Probably the largest “hot button” topic in Cuba recently is the US Embargo – now more than 50 years old.   The effect on the people and Cuba’s economy was quite evident during our tour, so we left with a lot of questions regarding why this has continued for so long.   We learned that they are many groups in the US (especially in Miami) who have a vested interest in continuing the embargo since they lost all of their property when they fled.   We also know that many are opposed to lifting it because of human rights issues. (There were over 6,000 political detentions in Cuba in 2012 – one of the highest in the world per capita.)   I also learned in my research that the US is Cuba’s second largest food supplier since exports began following a hurricane in 2001.

I will let the reader decide and here just list a few of the main Pros and Cons regarding the Embargo.

PROS for Keeping the Embargo: 1. Cuba has not met the conditions required to lift it.   2. Ending it now would make the US look weak.    3.  Opening trade would only help the government, not regular Cuban citizens.  4. It will be a necessary bargaining chip when a new leader takes power.   5.  Cuba has not demonstrated a willingness to negotiate in good faith with the US.  

CONs against Keeping the Embargo:   1. It has failed to achieve its goals.   2.  Cuba does not pose a threat to the US.    3.  The US should not have different trading and travel policies for Cuba than for other countries with governments it opposes.   4. Lifting the embargo would put pressure on Cuba to address problems that it had previously blamed on US sanctions.    5.  It is detrimental to the reputation of the US.

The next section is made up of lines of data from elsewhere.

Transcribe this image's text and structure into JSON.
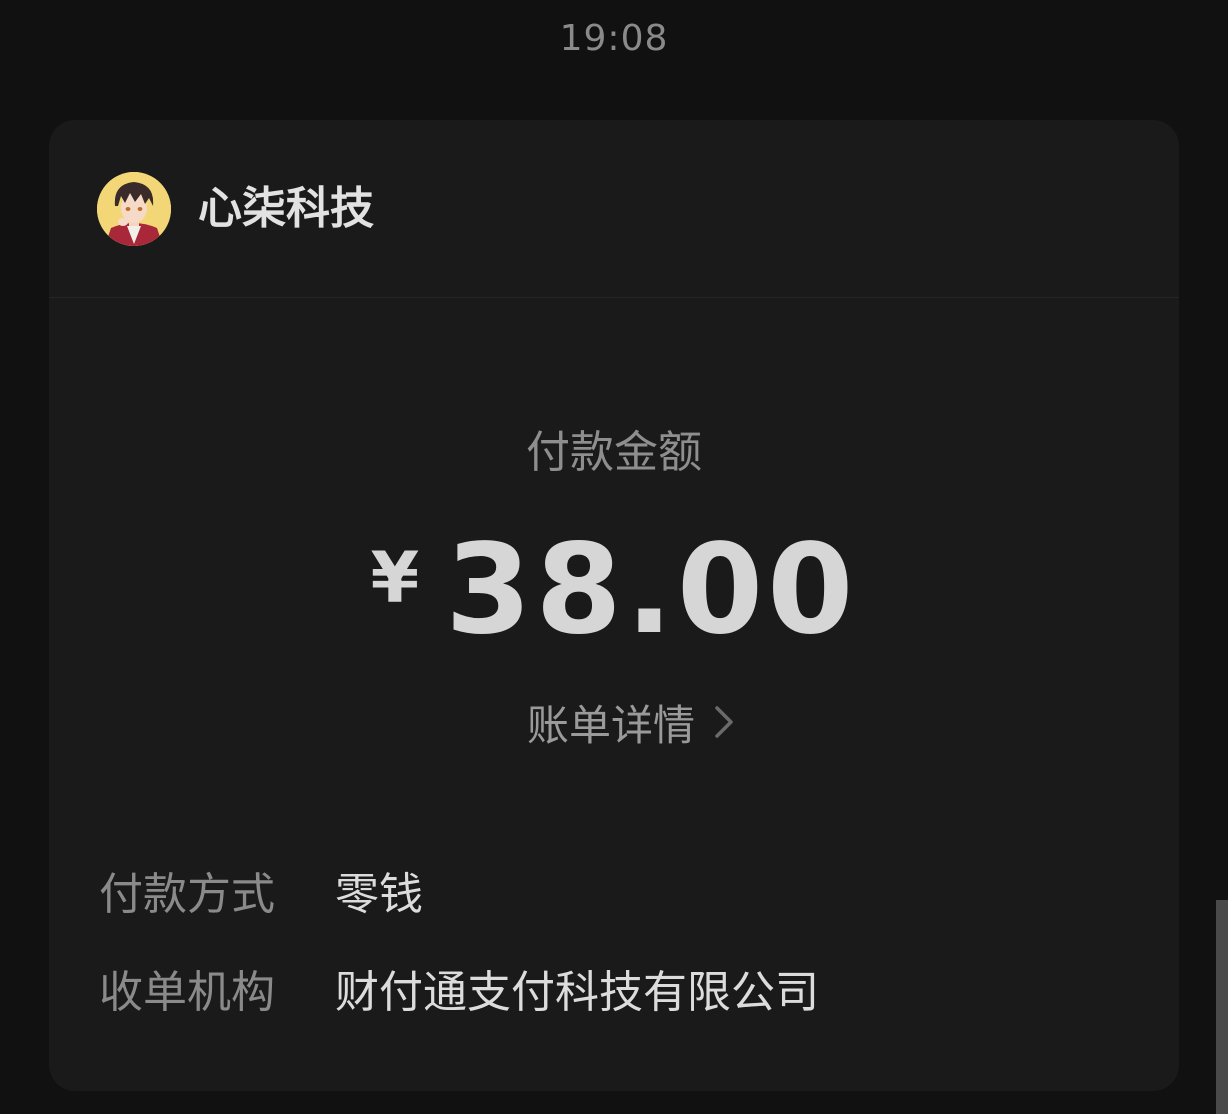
{
  "status": {
    "time": "19:08"
  },
  "merchant": {
    "name": "心柒科技",
    "avatar_icon": "anime-character-avatar"
  },
  "payment": {
    "amount_label": "付款金额",
    "currency": "¥",
    "amount": "38.00",
    "details_link": "账单详情"
  },
  "info_rows": [
    {
      "label": "付款方式",
      "value": "零钱"
    },
    {
      "label": "收单机构",
      "value": "财付通支付科技有限公司"
    }
  ],
  "colors": {
    "background": "#111111",
    "card": "#1a1a1a",
    "primary_text": "#d6d6d6",
    "secondary_text": "#8a8a8a"
  }
}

Hopefully a few of these issues will stimulate you to research further such topics as the Politics of Cuba, Cuban-Russian relations, etc.   The encouraging news is that positive change is happening.   For example, in hopes of one day being able to attract cruise ships, Havana is moving their commercial port and refineries to another part of the island and completely rebuilding the main harbor area for tourism.   A lot of the future will depend on who assumes power when the Castro regime is over in four years.